Starbucks Drops ADL After Pressure From Women’s March

Send in e-mailSend in e-mail
Send in e-mailSend in e-mail
ADL chief Jonathan Greenblatt.
ADL chief Jonathan Greenblatt.Credit: ADL

Starbucks has dropped the Anti-Defamation League as a participant in its racial sensitivity training following pressure from Women’s March activists, POLITICO reported.

The training, scheduled for May 29, was announced after two black men were arrested for loitering in a Philadelphia Starbucks. Videos of the incident were widely shared on social media, leading to criticism of the company and accusations of racial bias among Starbucks staff.

Shortly after, Starbucks announced the ADL would help lead a day-long session of racial sensitivity training for employees in all 8,000 of Starbucks’ U.S. locations. The partnership immediately drew sharp criticism from leaders of the Women’s March activist group.

“The ADL is CONSTANTLY attacking black and brown people,” Women’s March organizer Tamika Mallory wrote on Twitter. “This is a sign that they are tone deaf and not committed to addressing the concerns of black folk.”

Starbucks made the ADL’s diminished role clear in an April 24 press release that didn’t mention the ADL leader Jonathan Greenblatt’s direct involvement in the training. Rather, the company said the ADL would “consult” on long-term anti-bias training.

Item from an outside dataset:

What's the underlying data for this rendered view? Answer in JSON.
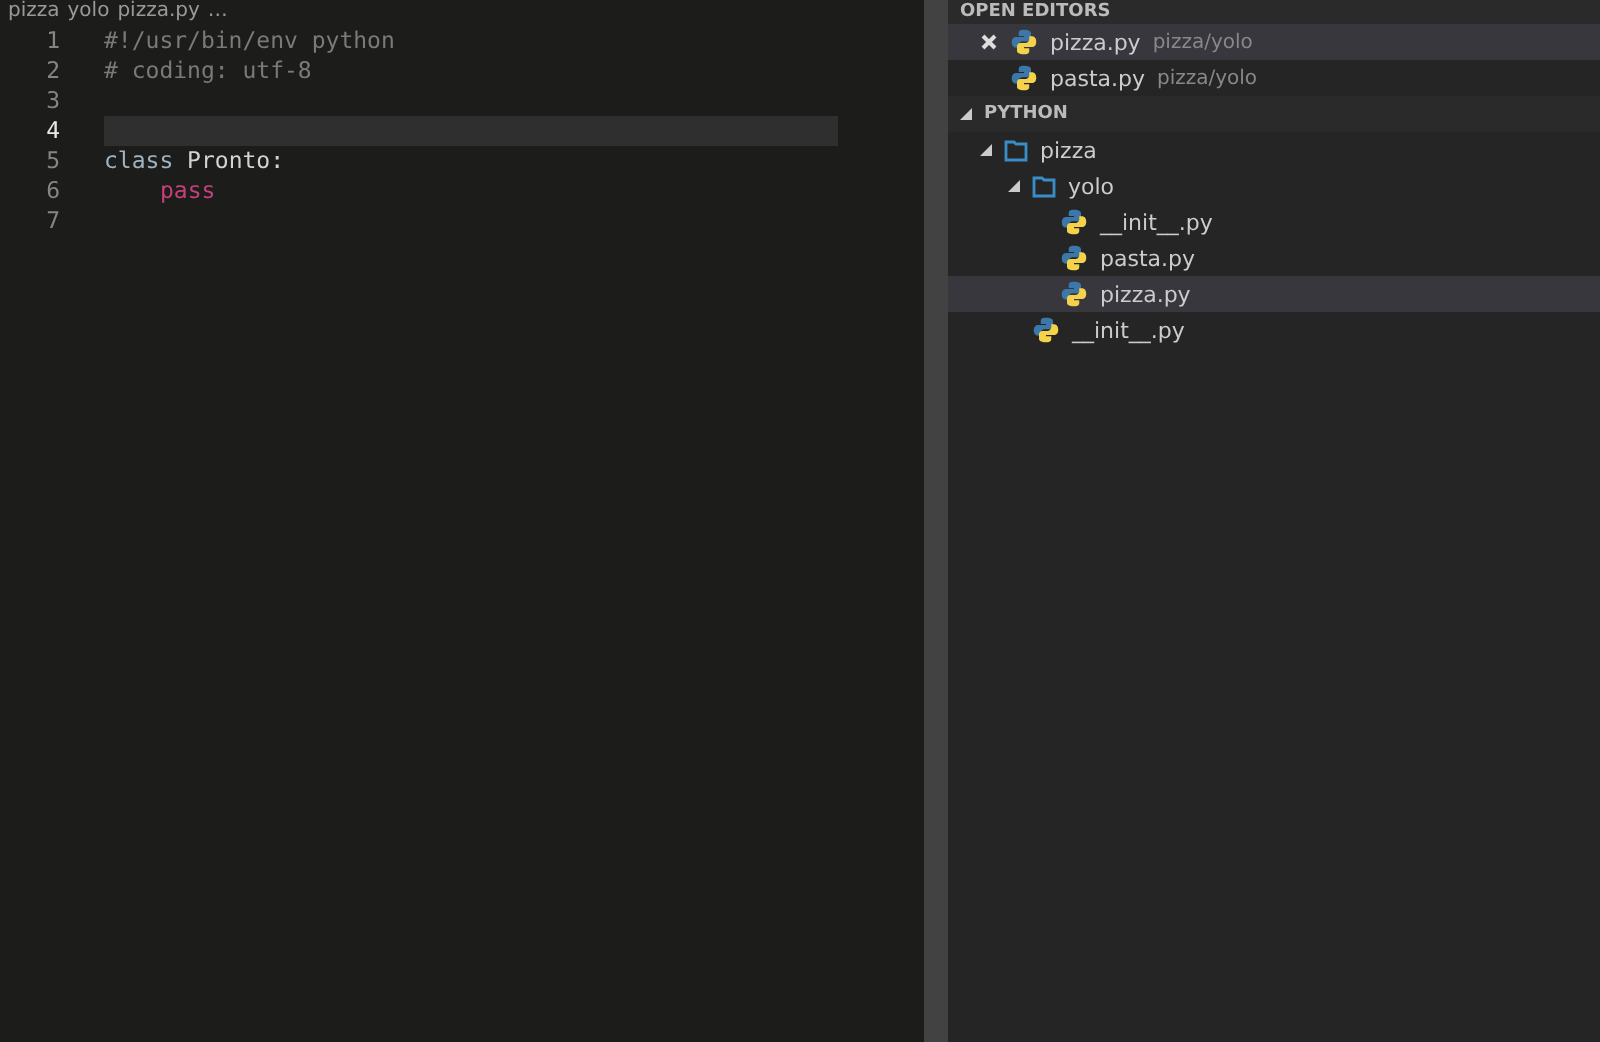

“When Starbucks asked for assistance, we agreed to help,” Todd Gutnick, an ADL spokesman, told POLITICO. “As to whether Starbucks may or may not now want to utilize our expertise, you should ask them.”

Greenblatt, a former vice president for Starbucks, had spoken on news programs and tweeted about the upcoming training. In his last tweet about the training, which came out a day after Starbucks’ press release on April 25, Greenblatt wrote, “Starbucks is committed for long haul and ADL will be there every step of the way.”

For more stories, go to Sign up for the Forward’s daily newsletter at